» **Task**: The answer must consist of every line in the data that contains "label".

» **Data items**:
[Start of Attachment]

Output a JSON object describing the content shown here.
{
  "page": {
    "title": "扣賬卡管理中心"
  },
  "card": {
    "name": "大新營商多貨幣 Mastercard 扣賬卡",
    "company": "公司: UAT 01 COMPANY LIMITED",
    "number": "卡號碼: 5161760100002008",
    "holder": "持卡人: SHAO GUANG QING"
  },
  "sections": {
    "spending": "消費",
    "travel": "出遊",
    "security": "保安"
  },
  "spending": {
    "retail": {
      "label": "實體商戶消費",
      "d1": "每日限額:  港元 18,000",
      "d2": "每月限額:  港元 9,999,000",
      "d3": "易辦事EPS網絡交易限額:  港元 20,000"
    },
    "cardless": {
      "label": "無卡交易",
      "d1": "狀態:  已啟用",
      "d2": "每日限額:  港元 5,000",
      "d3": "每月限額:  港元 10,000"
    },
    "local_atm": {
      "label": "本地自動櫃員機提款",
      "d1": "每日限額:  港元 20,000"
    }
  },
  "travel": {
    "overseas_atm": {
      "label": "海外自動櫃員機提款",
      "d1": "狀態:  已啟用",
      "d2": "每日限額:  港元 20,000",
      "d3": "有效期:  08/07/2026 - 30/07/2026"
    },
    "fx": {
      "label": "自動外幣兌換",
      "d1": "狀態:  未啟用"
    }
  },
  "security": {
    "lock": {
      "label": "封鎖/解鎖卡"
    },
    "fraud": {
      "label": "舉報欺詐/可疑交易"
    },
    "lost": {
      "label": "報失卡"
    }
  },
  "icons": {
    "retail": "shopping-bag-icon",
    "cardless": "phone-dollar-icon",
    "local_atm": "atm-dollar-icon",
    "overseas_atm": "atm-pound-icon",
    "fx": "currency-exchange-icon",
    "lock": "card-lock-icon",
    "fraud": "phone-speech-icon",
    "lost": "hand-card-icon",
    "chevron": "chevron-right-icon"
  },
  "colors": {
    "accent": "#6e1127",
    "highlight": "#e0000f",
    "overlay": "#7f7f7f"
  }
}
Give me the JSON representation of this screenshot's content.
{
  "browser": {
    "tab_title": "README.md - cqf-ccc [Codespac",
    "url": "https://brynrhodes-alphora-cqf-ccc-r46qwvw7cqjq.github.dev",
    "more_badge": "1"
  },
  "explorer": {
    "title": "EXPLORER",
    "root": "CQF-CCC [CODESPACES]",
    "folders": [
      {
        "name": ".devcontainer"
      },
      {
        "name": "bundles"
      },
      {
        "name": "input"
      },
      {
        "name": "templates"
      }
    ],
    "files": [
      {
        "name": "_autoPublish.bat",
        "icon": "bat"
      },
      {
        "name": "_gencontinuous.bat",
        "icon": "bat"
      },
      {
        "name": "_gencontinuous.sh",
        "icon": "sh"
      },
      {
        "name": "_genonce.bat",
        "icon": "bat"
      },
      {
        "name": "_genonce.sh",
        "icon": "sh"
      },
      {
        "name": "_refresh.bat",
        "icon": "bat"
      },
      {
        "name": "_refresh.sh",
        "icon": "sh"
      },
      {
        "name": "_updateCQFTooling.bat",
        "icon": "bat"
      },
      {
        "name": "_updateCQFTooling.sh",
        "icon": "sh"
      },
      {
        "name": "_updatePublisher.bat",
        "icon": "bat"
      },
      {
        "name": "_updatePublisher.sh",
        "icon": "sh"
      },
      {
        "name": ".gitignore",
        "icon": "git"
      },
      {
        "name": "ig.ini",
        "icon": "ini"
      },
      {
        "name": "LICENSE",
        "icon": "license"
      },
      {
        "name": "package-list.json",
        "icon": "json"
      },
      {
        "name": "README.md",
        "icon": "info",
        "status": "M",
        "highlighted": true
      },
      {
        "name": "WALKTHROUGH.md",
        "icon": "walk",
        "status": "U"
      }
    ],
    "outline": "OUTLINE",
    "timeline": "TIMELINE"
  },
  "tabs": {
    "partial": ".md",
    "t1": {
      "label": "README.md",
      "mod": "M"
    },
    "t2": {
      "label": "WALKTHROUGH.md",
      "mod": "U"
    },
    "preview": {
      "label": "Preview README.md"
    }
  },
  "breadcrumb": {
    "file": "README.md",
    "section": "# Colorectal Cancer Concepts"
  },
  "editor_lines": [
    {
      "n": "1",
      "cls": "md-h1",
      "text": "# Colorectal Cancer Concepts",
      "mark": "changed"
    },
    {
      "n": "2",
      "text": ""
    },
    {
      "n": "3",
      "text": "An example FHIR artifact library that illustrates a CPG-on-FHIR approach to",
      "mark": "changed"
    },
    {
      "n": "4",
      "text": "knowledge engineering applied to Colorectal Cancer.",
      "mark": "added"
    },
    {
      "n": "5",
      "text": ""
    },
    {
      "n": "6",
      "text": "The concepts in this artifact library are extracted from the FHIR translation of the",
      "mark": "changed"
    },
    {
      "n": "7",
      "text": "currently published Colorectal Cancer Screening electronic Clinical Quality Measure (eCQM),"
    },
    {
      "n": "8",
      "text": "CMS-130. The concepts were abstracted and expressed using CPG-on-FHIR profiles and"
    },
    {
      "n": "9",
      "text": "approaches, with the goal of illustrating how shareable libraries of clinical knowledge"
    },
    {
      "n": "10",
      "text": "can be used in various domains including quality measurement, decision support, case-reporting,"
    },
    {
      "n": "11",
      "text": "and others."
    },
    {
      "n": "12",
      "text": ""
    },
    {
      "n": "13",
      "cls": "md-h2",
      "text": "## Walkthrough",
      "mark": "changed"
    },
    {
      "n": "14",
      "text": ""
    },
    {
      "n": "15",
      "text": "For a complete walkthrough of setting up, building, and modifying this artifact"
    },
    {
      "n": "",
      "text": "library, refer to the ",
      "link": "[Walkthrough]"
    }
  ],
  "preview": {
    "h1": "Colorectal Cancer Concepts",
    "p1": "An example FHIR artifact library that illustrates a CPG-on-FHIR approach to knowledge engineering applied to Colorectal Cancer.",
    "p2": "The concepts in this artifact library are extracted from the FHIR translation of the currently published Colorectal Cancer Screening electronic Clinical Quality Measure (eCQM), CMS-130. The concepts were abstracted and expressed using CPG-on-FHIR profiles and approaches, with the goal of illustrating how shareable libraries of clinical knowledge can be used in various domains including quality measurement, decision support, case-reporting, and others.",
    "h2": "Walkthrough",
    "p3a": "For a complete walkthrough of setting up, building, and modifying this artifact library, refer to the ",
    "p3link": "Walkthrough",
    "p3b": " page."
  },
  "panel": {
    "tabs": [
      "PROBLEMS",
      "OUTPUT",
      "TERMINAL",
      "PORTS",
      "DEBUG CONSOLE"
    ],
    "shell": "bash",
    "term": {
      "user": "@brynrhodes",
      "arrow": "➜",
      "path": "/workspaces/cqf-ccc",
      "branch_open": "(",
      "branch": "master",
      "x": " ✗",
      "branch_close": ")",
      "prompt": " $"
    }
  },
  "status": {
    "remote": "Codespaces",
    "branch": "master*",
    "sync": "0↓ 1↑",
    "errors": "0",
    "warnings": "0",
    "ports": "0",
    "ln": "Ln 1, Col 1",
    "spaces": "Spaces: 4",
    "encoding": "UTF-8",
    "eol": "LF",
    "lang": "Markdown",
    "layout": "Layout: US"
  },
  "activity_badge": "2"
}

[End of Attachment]

» **Answer area**:
      "label": "實體商戶消費",
      "label": "無卡交易",
      "label": "本地自動櫃員機提款",
      "label": "海外自動櫃員機提款",
      "label": "自動外幣兌換",
      "label": "封鎖/解鎖卡"
      "label": "舉報欺詐/可疑交易"
      "label": "報失卡"
      "label": "README.md",
      "label": "WALKTHROUGH.md",
      "label": "Preview README.md"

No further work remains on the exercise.